Years ago, I used to drive heavy tow trucks. I got called to an accident very early in the morning before the sun had risen. There was a flattened pick-up truck in the median and the driver had passed away. The truck had been hit by a semi. It looked bad for the driver of the semi. Thankfully, the semi-truck driver had a personal camera. The cops viewed the footage and were able to determine that the truck driver wasn’t at fault. The driver of the pick-up truck had wrecked before the semi came down the highway. That footage exonerated the truck driver from vehicular homicide.

That’s certainly an extreme example, but it’s a relevant example nonetheless. I’ve talked to countless drivers who’ve been involved in minor accidents that weren’t their fault. It wasn’t until the camera footage was reviewed that the drivers were exonerated because it was actually the other driver’s fault. In these instances, a DOT accident can be overturned and listed as a non-preventable accident

It’s all about your perception: Instead of looking at it like Big Brother is watching you, consider that Big Brother is looking out for you. The camera is looking out for your best interests.

The Cons of Front-Facing Cameras

Of course, the cameras aren’t without their cons. 

There are some situations where it’s nearly impossible to avoid triggering an event, and that can be frustrating. For instance, I’ve been exiting the highway and there’s a very short inclined ramp leading to the stop sign. I braked heavily while downshifting and I used my exhaust brake. I stopped in time, but it triggered an event. 

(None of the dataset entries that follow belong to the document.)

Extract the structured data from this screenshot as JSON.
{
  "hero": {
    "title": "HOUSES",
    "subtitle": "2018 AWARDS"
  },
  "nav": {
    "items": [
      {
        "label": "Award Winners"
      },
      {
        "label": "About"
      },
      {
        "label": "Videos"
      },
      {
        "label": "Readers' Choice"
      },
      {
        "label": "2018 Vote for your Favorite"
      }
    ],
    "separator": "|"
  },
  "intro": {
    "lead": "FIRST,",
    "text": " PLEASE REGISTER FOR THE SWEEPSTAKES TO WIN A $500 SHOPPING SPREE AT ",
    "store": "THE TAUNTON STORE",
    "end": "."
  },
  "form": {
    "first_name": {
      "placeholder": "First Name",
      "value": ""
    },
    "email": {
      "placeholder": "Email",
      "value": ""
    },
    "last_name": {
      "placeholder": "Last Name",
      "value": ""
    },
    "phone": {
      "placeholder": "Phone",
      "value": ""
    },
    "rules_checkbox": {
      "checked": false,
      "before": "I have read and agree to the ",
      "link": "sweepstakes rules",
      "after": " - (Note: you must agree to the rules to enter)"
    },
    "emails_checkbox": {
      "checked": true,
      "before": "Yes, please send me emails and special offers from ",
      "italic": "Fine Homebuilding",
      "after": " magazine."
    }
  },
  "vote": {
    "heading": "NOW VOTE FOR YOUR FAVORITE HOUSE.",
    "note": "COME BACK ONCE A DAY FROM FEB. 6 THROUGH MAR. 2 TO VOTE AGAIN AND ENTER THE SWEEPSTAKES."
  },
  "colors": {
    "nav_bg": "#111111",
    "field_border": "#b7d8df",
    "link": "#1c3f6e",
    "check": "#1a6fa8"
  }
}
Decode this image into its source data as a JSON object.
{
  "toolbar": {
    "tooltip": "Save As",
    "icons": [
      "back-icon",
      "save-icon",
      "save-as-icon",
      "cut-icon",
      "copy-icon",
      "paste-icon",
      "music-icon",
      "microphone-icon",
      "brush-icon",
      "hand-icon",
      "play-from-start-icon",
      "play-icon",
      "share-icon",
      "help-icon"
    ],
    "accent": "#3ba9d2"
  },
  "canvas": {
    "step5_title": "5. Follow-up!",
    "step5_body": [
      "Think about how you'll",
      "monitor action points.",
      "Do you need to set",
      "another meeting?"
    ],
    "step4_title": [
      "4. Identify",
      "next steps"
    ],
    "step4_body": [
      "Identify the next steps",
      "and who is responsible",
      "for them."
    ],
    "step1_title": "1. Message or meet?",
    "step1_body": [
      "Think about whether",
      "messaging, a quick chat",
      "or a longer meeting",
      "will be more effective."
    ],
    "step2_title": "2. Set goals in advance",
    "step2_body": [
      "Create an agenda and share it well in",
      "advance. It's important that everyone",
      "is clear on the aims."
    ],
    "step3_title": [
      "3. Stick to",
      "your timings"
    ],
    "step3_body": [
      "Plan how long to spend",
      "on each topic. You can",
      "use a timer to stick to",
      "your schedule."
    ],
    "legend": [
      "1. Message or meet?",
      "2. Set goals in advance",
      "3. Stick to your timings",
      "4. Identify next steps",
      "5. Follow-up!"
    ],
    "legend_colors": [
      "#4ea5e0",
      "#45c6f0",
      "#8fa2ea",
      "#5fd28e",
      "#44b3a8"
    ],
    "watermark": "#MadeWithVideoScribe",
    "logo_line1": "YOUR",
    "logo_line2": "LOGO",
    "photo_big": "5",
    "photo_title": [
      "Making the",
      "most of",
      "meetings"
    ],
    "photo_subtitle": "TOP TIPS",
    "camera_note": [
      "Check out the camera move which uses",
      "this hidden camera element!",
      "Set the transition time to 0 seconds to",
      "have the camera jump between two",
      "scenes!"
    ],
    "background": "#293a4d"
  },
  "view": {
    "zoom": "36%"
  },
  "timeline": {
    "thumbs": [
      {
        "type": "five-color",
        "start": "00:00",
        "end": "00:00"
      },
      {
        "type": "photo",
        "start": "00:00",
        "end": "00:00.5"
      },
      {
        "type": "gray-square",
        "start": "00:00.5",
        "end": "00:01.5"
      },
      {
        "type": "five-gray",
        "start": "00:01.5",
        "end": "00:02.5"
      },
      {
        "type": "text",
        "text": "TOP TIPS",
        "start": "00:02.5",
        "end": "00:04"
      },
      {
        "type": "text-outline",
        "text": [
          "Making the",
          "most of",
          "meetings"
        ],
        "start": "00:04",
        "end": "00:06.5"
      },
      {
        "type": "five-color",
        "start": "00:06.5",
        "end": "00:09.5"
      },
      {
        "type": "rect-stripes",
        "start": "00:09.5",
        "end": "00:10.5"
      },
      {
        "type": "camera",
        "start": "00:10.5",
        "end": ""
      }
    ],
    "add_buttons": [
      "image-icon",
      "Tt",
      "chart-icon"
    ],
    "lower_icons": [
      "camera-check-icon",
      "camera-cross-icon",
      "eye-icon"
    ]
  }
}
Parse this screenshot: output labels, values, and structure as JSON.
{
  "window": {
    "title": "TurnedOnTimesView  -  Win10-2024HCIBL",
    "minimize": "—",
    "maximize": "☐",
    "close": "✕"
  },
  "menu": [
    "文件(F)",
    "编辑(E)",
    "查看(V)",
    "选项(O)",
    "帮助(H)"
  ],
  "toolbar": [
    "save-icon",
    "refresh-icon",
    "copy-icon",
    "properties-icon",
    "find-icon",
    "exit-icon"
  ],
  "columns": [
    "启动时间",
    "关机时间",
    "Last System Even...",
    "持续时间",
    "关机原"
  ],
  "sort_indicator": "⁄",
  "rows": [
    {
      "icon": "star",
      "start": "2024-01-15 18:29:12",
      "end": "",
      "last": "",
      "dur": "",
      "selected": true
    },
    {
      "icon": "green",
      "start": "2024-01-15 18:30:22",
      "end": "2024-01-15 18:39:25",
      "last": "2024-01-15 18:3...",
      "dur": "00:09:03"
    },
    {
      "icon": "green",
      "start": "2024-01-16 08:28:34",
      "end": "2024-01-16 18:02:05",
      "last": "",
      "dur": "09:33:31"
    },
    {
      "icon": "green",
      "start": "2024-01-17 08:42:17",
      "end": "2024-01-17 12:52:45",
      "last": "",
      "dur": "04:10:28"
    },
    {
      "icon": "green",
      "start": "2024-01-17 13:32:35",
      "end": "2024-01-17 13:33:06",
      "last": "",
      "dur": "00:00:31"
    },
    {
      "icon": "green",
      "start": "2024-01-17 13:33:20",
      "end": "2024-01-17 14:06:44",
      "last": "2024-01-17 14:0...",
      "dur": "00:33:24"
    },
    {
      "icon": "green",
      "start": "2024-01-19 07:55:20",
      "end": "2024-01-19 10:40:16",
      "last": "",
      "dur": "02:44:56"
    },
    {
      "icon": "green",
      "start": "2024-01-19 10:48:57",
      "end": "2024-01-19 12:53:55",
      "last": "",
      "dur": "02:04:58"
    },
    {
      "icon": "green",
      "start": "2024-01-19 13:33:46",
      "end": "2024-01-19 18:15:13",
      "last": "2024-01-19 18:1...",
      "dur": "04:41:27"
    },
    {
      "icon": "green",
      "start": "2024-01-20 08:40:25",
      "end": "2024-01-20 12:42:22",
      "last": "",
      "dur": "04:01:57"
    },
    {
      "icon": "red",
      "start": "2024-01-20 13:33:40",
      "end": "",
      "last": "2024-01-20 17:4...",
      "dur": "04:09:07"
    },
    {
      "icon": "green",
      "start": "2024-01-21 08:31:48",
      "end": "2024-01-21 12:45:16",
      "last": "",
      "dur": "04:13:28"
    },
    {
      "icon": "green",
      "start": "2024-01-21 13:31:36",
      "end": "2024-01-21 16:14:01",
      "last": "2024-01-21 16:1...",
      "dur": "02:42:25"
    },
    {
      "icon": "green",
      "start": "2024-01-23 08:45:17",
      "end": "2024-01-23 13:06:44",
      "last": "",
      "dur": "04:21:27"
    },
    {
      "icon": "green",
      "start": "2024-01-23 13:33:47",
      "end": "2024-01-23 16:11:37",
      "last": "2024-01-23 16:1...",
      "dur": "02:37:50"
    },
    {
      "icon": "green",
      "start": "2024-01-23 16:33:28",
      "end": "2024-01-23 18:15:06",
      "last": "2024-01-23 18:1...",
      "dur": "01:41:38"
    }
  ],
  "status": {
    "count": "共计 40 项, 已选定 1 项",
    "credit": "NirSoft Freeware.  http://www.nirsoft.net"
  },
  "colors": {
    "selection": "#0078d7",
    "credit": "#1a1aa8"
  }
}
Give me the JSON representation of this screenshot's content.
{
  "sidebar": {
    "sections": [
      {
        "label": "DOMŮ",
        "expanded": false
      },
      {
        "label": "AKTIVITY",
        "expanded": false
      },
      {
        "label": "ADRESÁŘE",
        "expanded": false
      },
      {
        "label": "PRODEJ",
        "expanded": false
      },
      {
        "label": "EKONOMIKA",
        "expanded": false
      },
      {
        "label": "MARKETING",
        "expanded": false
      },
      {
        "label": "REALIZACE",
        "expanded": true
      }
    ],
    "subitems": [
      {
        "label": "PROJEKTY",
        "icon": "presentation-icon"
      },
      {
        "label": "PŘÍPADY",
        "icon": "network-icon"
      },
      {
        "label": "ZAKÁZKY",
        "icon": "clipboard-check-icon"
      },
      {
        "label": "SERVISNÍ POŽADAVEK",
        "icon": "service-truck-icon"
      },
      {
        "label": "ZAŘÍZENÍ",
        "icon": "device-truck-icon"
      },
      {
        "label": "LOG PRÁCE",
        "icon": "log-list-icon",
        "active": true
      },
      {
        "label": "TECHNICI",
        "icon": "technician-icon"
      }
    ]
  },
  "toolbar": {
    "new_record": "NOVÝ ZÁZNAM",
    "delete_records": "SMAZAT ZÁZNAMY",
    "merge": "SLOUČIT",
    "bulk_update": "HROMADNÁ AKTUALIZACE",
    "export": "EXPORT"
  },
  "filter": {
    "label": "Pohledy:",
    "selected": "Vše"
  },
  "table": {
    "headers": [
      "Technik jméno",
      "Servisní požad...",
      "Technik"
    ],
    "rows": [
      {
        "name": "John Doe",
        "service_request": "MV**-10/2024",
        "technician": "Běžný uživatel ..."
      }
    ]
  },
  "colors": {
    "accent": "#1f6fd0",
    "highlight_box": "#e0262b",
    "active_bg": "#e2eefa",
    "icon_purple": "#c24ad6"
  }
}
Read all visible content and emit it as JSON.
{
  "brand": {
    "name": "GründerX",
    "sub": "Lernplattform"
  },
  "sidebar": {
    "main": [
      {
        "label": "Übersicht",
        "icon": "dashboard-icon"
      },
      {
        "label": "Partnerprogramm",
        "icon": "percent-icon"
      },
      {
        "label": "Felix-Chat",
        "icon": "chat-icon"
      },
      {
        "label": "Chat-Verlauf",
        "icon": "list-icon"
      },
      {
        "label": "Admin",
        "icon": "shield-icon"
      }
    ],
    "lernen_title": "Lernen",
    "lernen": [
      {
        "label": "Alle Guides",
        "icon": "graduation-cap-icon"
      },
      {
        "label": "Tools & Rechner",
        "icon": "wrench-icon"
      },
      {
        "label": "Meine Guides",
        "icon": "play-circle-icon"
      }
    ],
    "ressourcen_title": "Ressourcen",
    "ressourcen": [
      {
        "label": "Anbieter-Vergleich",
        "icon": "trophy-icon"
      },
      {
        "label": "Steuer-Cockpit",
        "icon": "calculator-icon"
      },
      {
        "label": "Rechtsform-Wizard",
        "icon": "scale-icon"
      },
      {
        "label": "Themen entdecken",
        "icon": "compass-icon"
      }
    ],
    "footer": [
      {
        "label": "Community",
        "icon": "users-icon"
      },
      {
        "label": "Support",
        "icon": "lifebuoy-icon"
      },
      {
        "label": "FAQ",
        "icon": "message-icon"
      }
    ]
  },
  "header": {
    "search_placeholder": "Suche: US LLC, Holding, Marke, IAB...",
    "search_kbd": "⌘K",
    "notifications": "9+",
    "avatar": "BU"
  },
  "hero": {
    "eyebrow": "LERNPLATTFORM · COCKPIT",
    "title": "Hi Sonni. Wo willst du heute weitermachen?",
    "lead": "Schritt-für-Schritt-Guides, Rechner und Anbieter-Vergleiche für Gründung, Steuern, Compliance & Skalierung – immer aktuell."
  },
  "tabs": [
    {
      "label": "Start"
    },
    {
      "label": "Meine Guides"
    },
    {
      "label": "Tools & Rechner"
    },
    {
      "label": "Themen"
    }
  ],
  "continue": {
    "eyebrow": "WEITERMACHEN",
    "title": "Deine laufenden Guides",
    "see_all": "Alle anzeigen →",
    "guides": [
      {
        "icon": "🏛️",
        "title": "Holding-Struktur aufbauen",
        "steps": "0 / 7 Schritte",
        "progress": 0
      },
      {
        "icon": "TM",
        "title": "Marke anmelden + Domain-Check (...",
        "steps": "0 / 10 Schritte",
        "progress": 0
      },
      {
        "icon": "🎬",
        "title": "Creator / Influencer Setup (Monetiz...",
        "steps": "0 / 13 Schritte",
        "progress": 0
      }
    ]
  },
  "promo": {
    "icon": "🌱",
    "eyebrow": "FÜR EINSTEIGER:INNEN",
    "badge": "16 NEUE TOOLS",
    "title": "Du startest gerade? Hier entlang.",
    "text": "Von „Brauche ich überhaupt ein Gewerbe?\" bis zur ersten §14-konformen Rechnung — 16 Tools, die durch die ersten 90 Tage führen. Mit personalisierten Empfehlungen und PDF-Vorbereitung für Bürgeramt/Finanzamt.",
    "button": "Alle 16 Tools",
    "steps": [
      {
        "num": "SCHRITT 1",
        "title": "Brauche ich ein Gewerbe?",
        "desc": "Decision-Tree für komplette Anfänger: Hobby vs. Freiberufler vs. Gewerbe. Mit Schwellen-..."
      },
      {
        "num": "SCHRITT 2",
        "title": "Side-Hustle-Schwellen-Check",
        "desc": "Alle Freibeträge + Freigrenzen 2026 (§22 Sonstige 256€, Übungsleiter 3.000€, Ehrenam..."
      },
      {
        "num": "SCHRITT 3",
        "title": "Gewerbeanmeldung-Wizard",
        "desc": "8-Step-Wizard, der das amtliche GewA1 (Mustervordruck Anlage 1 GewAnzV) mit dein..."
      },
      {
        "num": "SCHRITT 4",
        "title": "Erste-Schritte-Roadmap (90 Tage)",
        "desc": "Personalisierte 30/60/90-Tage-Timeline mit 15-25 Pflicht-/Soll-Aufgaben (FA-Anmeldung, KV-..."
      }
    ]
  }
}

I’ve also had drivers pull in front of me and enter my safety zone. Because they’re within a three-second following distance, it triggers an event. To the camera, it might look like I just quickly pulled up on someone, when in reality they cut me off. 

Sometimes you just can’t prevent an event from being triggered. That’s why it’s important to note every time you have an event. What happened? How did you react? What could you have done differently? Could you have anticipated the event? You’ll be able to talk through the event with your safety department and ask them questions. 

Talking about triggered events with your safety team isn’t always the most comfortable thing. It’s important to remember, above all, that the safety team is there to help you improve and stay safe out on the road. Keep an open mind.

Lytx Dash Cam logo

Learn More About Dash Cams 

As with anything, there are pros and cons to front-facing dash cams. It can be frustrating to feel like someone’s watching you, but the cameras are actually helping you. 

The dash cams can help you learn more about your driving behaviors and reprogram yourself to be a safer driver, even if you always thought you were doing everything the right way. Ultimately, I’m happy I have the camera in the truck because it’s a reliable witness if I would ever become involved in an accident.

A lot of drivers have a lot of animosity toward the camera, but you have to be open-minded about it. Just like the cell phone was, they’re the way of the future.

Learning more about how the dash cam works specifically can provide you some peace of mind.